[Task item] A single figure is required: the number of lines below in which the word "likes" occurs.

☆ ☆ ☆

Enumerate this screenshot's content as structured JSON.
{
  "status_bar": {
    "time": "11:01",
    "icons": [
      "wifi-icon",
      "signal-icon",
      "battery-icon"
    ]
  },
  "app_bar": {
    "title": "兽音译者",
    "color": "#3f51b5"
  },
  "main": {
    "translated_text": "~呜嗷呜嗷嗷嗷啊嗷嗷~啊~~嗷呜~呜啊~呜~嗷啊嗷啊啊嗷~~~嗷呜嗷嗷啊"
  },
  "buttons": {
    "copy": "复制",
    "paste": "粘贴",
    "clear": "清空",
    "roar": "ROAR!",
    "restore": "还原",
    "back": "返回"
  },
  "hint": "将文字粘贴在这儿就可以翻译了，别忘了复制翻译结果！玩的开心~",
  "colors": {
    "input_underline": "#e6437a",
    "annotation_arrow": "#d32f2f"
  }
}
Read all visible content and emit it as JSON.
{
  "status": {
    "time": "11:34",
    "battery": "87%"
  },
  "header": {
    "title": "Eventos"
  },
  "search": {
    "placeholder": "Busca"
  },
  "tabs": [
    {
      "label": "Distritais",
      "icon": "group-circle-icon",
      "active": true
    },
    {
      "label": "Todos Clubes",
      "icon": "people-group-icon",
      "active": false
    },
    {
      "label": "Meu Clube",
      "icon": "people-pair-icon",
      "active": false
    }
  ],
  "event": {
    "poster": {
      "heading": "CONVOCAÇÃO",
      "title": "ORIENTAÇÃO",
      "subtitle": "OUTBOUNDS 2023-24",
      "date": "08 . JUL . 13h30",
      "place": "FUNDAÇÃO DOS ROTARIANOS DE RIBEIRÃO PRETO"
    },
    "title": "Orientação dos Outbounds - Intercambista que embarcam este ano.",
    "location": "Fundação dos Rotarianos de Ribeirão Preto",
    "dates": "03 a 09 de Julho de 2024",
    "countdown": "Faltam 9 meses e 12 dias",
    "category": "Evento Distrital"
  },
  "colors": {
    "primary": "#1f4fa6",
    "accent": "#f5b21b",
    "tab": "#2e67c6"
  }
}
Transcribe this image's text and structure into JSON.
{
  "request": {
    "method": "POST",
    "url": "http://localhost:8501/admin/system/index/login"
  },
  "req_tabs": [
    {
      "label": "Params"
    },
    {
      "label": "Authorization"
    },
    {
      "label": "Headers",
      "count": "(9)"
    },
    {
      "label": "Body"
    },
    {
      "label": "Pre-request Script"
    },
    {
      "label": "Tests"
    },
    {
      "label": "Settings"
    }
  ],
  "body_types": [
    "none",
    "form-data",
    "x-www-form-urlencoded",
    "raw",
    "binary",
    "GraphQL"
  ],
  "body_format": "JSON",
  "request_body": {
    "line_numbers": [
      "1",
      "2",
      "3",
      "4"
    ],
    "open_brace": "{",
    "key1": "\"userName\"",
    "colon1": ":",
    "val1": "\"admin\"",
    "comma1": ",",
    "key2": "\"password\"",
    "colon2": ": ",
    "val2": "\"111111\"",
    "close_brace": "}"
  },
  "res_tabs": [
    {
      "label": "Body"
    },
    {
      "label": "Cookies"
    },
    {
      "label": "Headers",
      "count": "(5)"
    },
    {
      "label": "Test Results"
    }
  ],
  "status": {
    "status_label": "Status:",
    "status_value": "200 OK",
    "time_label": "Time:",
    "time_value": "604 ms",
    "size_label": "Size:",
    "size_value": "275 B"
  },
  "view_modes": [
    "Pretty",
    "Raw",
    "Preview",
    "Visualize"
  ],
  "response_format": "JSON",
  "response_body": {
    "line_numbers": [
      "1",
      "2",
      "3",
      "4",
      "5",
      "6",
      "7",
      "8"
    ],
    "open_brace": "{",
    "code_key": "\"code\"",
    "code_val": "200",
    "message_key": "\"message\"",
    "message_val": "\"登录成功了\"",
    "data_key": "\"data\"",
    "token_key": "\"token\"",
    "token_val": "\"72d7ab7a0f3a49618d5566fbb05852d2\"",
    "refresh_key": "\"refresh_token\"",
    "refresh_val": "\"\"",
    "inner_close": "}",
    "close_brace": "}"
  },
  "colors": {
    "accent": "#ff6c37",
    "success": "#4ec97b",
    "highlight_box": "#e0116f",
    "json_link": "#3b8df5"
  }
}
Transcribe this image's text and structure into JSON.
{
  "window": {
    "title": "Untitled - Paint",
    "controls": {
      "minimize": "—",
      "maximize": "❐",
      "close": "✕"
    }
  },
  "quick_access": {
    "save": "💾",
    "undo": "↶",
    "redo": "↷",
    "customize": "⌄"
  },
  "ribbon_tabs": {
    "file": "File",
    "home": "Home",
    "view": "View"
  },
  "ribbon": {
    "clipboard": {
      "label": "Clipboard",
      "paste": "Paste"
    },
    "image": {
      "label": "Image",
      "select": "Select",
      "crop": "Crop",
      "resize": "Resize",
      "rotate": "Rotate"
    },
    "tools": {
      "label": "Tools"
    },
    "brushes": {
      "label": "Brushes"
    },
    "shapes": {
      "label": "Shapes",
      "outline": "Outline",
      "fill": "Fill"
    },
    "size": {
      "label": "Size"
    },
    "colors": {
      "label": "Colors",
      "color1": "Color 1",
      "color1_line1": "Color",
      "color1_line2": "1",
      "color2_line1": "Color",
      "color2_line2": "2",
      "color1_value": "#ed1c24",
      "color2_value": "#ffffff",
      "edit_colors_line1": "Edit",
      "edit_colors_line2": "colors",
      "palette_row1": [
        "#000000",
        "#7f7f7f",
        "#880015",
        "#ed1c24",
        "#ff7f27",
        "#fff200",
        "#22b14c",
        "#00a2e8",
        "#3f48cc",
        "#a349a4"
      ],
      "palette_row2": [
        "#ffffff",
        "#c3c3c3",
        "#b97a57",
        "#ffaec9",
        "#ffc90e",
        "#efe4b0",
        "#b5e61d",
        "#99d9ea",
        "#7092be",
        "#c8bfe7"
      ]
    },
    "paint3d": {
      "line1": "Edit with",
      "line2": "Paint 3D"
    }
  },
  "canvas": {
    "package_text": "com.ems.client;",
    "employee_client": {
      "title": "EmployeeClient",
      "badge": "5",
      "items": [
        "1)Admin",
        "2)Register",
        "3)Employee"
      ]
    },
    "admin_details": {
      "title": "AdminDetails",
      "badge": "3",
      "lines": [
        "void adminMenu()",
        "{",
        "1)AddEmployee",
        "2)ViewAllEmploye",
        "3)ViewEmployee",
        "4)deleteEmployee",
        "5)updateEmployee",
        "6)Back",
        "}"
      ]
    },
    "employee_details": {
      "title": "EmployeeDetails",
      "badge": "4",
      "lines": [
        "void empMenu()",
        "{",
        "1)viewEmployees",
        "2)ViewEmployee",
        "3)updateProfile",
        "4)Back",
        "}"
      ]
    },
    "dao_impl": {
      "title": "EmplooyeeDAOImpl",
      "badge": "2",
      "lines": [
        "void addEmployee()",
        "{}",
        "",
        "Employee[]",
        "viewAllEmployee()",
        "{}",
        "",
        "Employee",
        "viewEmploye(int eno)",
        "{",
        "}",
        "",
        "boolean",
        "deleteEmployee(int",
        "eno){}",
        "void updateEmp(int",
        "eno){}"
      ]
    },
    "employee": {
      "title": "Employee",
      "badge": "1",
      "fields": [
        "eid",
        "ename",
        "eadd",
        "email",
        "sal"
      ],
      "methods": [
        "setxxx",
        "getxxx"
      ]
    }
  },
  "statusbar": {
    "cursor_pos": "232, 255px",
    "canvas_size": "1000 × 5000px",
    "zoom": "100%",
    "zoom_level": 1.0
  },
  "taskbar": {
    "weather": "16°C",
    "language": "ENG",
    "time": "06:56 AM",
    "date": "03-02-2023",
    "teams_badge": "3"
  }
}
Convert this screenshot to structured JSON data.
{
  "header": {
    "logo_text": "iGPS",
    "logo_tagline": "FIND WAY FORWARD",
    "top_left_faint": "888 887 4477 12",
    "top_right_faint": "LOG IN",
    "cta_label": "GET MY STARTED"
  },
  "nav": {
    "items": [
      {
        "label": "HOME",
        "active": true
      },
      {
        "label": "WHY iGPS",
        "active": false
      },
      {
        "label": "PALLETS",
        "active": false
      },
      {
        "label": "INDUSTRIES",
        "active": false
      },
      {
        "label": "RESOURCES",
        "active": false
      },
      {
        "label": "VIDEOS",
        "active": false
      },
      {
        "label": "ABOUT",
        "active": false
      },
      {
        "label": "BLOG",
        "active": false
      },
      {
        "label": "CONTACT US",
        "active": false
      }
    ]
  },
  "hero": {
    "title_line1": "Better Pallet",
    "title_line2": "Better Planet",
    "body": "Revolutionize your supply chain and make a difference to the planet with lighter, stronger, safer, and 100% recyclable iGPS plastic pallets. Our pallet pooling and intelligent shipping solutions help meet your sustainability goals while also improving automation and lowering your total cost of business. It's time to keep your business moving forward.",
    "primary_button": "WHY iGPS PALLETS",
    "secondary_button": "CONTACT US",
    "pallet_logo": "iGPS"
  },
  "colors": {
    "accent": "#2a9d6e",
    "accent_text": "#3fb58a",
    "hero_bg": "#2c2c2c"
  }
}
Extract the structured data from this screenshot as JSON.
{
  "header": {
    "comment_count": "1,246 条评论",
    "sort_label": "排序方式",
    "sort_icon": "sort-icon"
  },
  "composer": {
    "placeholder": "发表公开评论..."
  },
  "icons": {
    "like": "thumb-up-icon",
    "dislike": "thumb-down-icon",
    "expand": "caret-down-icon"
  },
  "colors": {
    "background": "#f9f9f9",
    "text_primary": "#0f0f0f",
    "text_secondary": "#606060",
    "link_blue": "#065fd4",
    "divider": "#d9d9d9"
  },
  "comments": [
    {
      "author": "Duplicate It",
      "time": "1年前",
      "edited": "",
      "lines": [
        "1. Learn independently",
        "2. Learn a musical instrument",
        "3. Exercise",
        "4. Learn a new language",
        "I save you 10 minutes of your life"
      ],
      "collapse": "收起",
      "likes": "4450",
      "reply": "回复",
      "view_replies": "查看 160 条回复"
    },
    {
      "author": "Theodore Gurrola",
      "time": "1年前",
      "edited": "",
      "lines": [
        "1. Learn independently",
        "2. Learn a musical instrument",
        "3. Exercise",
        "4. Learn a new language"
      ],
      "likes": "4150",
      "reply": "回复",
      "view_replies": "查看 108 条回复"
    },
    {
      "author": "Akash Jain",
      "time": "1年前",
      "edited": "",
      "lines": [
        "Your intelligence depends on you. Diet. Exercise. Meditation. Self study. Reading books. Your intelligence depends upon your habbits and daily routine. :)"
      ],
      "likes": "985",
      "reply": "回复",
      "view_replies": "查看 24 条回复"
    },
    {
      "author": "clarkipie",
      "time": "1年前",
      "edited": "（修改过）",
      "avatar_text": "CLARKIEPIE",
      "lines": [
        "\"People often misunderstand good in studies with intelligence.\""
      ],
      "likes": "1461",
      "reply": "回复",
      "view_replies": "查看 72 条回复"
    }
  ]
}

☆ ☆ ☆

[Answer to this problem] 4